This project was part of a class taught by Douglass Scott in Fall 2016. The assignment was to record a week of our own ‘media usage’ (or digital device usage) and try to visualize it in a poster or accordion form, so as viewers can look at it and understand the data behind the infographic. The amount of detail students wanted to add into their work was left totally up to the student. However before creating any infographic, we had to collect the data. And these days there’s literally an app for everything. Some students used one or more of them to record their digital life. I couldn’t find anyone that could solve my purpose for the details of the usage I wanted to record. I wanted to record all the variables like app I am using, on what device am I using the app and did the work I did pay me financially or not, was it school homework, any parallel app usages, etc. I had no visualization in mind, which is the way I work.
I never have a goal where I try to reach, I always try to figure out what is the best goal to reach before actually going there.
But since the data wasn’t ready I had to come up with some drafts that could express my data. Doug, at the beginning of the project, mentioned that it would be really hard to do this project without using colors. I took that sentence as a challenge for myself and decided to give one color infographic a shot. Following image shows what it looked like. It was a heptagon form that folded into a little triangle, it could work as a desk top infographic by folding it into a triangular or square pyramid. I chose a heptagon form considering that there are 7 days in a week and they are cyclic — Monday to Sunday and then again Monday to Sunday. Although it was a very particular week, but most of my weeks look the same (I guess that makes me a boring person :P).

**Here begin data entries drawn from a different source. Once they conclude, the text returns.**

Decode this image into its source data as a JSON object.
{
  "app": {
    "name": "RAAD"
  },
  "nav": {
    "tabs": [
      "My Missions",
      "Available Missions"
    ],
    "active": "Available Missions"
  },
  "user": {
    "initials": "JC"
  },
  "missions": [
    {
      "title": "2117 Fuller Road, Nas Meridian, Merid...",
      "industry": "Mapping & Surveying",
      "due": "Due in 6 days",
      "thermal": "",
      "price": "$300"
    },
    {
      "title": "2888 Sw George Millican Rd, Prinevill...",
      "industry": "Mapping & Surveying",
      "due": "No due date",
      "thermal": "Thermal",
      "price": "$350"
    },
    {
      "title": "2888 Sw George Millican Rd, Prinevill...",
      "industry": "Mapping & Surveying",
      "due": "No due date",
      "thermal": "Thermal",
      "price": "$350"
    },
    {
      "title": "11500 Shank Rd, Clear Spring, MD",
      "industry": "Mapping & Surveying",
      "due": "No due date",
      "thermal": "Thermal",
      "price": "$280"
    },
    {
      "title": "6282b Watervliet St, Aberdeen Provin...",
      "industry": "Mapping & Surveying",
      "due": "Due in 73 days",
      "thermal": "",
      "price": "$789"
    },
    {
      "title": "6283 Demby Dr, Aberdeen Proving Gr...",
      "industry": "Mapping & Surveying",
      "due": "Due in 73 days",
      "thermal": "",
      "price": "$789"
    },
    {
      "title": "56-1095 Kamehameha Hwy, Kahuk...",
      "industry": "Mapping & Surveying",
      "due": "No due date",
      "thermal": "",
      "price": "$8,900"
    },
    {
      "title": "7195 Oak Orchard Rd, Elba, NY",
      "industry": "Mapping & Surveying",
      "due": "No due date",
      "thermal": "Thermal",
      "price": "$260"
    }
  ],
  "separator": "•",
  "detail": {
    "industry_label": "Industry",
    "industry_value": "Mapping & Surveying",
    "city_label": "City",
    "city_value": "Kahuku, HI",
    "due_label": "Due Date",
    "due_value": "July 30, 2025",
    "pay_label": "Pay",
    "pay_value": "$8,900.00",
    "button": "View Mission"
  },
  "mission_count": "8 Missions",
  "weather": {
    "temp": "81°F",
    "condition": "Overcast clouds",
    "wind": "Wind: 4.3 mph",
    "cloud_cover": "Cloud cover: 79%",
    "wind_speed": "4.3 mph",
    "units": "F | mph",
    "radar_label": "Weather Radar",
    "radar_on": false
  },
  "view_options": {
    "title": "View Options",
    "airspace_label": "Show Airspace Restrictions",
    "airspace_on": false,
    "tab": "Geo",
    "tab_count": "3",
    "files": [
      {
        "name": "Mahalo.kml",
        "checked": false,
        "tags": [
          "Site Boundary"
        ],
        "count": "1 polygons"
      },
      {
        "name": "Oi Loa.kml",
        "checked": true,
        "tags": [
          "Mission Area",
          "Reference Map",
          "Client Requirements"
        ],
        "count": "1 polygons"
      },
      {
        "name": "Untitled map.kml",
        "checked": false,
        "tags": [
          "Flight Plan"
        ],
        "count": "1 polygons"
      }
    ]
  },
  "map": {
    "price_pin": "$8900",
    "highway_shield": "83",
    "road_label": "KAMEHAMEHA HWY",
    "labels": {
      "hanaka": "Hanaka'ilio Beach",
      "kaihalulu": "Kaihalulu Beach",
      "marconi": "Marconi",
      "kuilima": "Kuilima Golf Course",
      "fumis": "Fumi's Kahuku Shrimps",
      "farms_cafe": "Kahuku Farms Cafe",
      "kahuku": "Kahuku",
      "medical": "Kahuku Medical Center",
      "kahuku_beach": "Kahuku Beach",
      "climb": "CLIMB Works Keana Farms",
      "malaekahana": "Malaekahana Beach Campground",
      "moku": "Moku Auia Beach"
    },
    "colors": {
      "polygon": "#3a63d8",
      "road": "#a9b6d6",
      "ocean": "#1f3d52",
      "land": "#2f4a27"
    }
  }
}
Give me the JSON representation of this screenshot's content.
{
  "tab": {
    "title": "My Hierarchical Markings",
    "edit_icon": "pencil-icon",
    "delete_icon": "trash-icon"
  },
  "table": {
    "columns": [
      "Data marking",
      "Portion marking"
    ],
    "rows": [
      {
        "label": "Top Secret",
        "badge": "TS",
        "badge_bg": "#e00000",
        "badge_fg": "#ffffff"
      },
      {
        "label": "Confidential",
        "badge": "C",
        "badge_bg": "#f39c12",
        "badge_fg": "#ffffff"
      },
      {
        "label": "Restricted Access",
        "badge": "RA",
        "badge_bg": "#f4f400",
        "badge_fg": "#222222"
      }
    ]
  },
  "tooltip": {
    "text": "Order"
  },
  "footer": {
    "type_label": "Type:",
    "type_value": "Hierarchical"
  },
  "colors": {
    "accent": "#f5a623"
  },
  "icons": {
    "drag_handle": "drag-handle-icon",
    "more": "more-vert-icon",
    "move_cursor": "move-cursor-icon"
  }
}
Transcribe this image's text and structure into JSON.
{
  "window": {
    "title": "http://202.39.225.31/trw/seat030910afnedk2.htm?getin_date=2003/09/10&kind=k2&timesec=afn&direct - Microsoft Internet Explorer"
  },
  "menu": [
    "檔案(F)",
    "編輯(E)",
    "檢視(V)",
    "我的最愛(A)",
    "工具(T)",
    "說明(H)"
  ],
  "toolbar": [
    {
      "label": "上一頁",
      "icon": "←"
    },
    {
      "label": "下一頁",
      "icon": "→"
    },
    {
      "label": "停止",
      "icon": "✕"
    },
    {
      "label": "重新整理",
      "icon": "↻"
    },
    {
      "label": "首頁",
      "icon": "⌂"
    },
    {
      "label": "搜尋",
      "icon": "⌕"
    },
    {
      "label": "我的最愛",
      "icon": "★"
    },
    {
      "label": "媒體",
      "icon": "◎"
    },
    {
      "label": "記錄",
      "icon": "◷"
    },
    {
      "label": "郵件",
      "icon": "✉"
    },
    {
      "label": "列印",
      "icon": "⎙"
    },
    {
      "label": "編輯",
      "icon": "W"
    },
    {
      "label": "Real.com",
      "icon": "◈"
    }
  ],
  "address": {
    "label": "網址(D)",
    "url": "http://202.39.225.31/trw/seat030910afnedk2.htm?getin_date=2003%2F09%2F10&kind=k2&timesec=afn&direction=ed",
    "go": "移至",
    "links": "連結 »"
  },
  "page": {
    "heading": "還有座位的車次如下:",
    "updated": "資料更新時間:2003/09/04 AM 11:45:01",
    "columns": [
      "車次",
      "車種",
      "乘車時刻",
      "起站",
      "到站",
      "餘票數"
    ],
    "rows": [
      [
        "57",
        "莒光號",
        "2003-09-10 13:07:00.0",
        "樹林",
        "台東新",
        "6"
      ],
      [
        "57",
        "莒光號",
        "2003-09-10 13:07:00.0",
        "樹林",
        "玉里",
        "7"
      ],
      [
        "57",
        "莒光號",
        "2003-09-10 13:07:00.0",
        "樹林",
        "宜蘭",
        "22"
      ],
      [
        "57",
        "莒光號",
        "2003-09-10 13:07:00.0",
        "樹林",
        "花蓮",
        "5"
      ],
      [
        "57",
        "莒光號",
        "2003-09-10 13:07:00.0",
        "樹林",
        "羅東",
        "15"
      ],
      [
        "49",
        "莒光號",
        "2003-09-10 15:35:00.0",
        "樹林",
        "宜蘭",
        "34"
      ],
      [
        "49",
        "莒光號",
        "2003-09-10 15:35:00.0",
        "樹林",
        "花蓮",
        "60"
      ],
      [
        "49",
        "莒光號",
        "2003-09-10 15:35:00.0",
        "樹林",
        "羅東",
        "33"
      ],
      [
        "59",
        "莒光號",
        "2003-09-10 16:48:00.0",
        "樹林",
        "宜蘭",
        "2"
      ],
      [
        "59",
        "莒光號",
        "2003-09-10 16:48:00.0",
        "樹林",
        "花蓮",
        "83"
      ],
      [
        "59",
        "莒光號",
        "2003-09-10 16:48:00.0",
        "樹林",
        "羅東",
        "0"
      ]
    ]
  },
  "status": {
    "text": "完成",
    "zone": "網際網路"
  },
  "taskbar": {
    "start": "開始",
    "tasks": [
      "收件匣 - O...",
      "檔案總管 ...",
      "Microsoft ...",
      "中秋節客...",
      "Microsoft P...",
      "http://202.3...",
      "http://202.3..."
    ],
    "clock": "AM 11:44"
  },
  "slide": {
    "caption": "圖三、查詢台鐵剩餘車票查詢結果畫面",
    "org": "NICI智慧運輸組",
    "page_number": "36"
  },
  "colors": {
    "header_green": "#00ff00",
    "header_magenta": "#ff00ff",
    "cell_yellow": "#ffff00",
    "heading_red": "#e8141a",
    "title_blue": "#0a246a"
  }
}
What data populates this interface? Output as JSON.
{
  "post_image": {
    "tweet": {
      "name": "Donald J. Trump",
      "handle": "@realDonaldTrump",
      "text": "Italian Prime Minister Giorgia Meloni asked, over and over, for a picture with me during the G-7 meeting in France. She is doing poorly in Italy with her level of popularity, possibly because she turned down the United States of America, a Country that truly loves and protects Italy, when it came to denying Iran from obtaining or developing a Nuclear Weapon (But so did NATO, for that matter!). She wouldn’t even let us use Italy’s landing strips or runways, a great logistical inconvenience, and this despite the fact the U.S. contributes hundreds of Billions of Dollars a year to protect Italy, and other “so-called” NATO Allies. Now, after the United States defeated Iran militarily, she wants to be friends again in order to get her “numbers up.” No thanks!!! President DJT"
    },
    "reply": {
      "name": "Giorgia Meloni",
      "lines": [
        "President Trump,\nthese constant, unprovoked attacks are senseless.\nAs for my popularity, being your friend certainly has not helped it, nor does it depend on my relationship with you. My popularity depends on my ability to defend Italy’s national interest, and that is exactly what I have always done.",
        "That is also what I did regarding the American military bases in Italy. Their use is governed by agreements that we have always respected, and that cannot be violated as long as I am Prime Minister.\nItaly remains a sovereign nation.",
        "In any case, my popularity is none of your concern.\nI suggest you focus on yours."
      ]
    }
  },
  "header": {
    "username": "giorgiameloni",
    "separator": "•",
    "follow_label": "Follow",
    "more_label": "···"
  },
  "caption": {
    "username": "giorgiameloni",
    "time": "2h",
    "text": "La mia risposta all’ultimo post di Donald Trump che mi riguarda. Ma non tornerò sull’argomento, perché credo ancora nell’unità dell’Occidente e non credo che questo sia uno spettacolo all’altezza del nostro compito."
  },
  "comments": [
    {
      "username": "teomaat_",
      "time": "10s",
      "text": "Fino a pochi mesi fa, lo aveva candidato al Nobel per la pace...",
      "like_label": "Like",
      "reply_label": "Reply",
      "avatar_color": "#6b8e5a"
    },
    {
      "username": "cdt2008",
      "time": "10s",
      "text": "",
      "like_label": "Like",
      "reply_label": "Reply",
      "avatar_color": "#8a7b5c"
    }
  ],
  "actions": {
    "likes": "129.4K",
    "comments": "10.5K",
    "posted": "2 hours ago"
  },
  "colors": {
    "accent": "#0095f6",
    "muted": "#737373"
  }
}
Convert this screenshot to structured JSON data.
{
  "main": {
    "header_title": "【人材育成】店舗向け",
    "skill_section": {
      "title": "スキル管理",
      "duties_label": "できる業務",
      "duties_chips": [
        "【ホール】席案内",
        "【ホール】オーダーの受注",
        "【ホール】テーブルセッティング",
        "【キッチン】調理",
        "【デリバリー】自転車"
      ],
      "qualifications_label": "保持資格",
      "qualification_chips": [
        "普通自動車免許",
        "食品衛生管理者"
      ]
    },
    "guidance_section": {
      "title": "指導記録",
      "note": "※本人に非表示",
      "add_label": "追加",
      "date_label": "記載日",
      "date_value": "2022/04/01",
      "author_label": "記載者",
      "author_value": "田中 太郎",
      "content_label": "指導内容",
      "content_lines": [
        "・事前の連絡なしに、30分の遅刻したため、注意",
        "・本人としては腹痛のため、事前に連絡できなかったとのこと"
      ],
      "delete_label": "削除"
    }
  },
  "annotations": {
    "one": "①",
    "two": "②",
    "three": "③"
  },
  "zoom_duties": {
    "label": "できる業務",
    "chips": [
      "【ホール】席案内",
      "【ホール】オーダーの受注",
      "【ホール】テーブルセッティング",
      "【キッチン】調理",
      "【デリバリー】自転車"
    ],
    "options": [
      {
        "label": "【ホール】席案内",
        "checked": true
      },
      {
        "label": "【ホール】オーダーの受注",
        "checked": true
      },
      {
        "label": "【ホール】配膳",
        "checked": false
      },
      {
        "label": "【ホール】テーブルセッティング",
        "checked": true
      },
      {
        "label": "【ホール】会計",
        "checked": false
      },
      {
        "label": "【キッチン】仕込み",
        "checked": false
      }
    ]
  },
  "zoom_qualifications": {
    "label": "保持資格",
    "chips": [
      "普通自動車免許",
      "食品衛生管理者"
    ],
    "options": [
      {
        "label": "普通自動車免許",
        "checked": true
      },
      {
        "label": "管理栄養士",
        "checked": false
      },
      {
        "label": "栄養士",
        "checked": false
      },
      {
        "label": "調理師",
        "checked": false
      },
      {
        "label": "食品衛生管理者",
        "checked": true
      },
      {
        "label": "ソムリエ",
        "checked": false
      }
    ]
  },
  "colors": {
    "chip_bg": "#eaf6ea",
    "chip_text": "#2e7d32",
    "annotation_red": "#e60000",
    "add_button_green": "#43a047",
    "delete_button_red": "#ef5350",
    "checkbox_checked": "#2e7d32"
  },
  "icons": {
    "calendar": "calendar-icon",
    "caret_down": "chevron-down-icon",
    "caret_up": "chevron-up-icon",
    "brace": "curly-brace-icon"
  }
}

Believe it or not, collecting data was the most difficult part of the whole project. I am not used to writing everything I do, but somehow that week I was aware. It was challenging. At the same time, I would not say I was stopping myself from using more media while recording as happened with other classmates. Nevertheless, it was an enlightening experience. After collecting the data I was literally overwhelmed by the amount of information I had to display on to a piece of paper. And I realized why Doug had mentioned that avoiding colors would be really hard. I started categorizing the data into different categories, which could fit themselves into the form I had already decided before looking at the data (it was definitely a bad idea to keep using that form). I failed! After a few hours of paying my head and some sketch paper, I realized that I have to use colors and definitely change the form. Then started about a couple hours of paper folding process. Watching some origami videos and another decision — since I was changing the form, it made sense to include more detail of the data. It was the birth of zoomable poster (one of my friends gave it that name). This form made the viewer look at the overview of the week and as they folded it out they could see more in detail about what times of the day did I use what kind of media. Folding out the paper to the third level would let the viewer see all the 24 hours in a day (from 6am to 6am next day). It was a time consuming task to translate all the data into Illustrator using graph tool within illustrator itself. Following image shows what it looked like:
The problem with zoomable poster infographic was that the folding out to second level would give the viewer some bar-charts that were all the same scale. But folding out to third level gave thinner bars that were not the same scale as the second level bars. Making second level bars the same scale as the third level bars, made them so small that it was hard to see at second zoom level. However, colors were working great! (except I had to reduce the amount of red in the pink to make it really distinct). It was a hard decision to take, but I decided to remove the amount of detail in my current poster. I definitely got influenced by Fathom’s Miles Davis visualization since I visited their office and they talked about it. They had managed to avoid using a lot of colors but they were able to show detailed information using interaction. The next iteration of this project led me to remove a lot of detail (as it wasn’t interactive) and was a total re-direction of the project. The triangles on the sides were just aesthetically decided to be triangles. But my data-viz nerd friends were reading triangles like the base meant something and the height meant something else. So I had to go back to bars, and with suggestion of some of those data-viz friends I added some notes and little details in the visualization. Following is the final version, and I am quite satisfied with the result. It looks great in print (17x17 inches poster). If anyone wants it, please tweet at me @Navarjun, I can send you a printed version. :)